+++ Record set +++

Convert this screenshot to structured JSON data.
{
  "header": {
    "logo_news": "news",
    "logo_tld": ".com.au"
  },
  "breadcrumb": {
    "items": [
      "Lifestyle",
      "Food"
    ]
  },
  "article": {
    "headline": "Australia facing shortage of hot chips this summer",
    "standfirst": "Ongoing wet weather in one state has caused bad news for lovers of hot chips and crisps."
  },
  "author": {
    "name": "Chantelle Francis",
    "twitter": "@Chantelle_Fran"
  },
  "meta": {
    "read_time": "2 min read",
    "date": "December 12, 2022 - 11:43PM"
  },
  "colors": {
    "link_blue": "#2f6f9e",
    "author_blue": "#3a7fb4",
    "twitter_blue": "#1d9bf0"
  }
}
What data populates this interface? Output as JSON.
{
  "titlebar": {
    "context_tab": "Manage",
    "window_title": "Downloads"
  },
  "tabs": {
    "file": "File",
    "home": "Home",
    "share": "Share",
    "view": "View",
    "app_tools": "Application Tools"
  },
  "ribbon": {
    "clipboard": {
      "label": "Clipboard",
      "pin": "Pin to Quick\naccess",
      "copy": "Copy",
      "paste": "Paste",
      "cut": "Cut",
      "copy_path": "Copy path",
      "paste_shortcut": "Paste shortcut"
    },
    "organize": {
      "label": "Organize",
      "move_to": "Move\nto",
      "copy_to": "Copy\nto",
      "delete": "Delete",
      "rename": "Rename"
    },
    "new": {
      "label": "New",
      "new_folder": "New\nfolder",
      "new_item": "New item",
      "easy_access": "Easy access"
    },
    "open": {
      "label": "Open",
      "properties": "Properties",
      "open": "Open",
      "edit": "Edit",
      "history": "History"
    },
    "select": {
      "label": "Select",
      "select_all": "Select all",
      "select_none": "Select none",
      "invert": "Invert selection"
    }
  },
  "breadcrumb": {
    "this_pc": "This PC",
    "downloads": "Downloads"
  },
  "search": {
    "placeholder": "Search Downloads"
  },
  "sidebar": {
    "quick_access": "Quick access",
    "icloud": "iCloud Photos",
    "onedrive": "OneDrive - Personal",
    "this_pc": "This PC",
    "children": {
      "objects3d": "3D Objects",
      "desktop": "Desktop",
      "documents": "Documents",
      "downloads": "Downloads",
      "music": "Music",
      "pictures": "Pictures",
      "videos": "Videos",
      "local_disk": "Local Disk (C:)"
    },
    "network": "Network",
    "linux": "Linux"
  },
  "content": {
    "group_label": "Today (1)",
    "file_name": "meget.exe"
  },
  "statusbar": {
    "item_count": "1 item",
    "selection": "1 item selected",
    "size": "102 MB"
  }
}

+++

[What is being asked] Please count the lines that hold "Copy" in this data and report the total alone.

[Response] 3